Who me???

Who me???

Numbers 15:30–36, The person who does anything presumptuously. Here we see an example of presumptuous sin with regard to the Sabbath. Presumptuous sinners despise the Torah-commands in YHVH’s Word thinking themselves to be above the laws of Elohim thus refusing to be ruled by it. The act of gathering the sticks on the Sabbath was an affront both to the law and the Lawgiver (Henry, p. 133).

Here are some word definitions:

  • Presume means “to assume, to undertake without leave or clear justification, dare.”
  • Presumptuous meansaudacity; overstepping due bounds, taking liberties.”

The Hebrew word for presume is ruwm (Strong’s H7311) meaning “to rise up, be high, be lofty, be exalted, to exalt oneself, magnify oneself, to be rotten, and to be wormy.”

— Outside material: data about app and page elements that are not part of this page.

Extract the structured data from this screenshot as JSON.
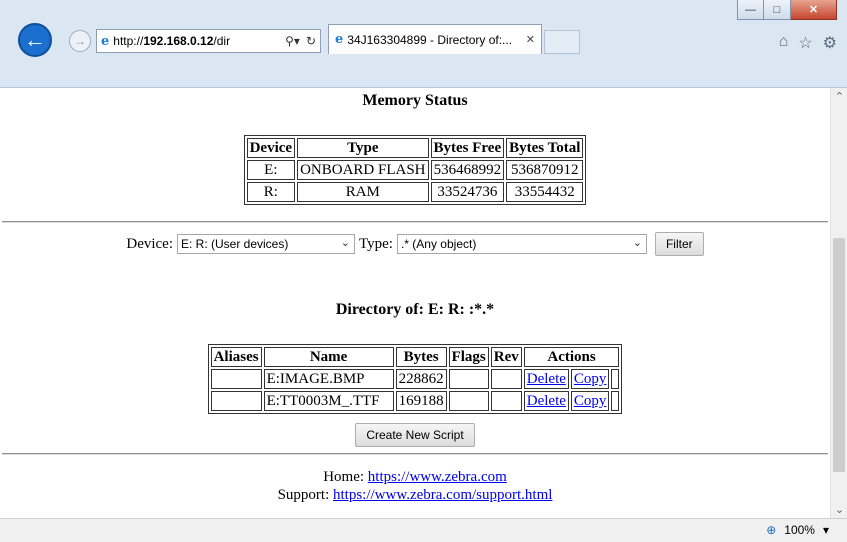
{
  "browser": {
    "address": {
      "prefix": "http://",
      "host": "192.168.0.12",
      "path": "/dir"
    },
    "tab_title": "34J163304899 - Directory of:...",
    "icons": [
      "back-arrow-icon",
      "forward-arrow-icon",
      "ie-logo-icon",
      "search-icon",
      "refresh-icon",
      "tab-close-icon",
      "home-icon",
      "favorites-star-icon",
      "gear-icon",
      "minimize-icon",
      "maximize-icon",
      "close-icon"
    ],
    "zoom_label": "100%"
  },
  "memory": {
    "title": "Memory Status",
    "headers": [
      "Device",
      "Type",
      "Bytes Free",
      "Bytes Total"
    ],
    "rows": [
      [
        "E:",
        "ONBOARD FLASH",
        "536468992",
        "536870912"
      ],
      [
        "R:",
        "RAM",
        "33524736",
        "33554432"
      ]
    ]
  },
  "filter": {
    "device_label": "Device:",
    "device_value": "E: R: (User devices)",
    "type_label": "Type:",
    "type_value": ".* (Any object)",
    "button": "Filter"
  },
  "directory": {
    "title": "Directory of: E: R: :*.*",
    "headers": [
      "Aliases",
      "Name",
      "Bytes",
      "Flags",
      "Rev",
      "Actions"
    ],
    "rows": [
      {
        "aliases": "",
        "name": "E:IMAGE.BMP",
        "bytes": "228862",
        "flags": "",
        "rev": "",
        "delete": "Delete",
        "copy": "Copy"
      },
      {
        "aliases": "",
        "name": "E:TT0003M_.TTF",
        "bytes": "169188",
        "flags": "",
        "rev": "",
        "delete": "Delete",
        "copy": "Copy"
      }
    ],
    "create_button": "Create New Script"
  },
  "footer": {
    "home_label": "Home:",
    "home_link": "https://www.zebra.com",
    "support_label": "Support:",
    "support_link": "https://www.zebra.com/support.html"
  }
}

Reflect on your own life. Are there areas of disobedience of which you need to repent? Many times we sin out of human weakness, not willful disobedience. Can such sin, if not eliminated, lead to presumptuous sin? Can we become so callous to sin that we become brazen and willful? Paul talks about those whose consciences have become seared (1 Tim 4:2). What does this mean? In the Testimony of Yeshua, willful or presumptuous sin is often known in common parlance as the unpardonable sin. Note what the writer of Hebrews has to say about this (see Heb 6:6–7 and 10:26–31).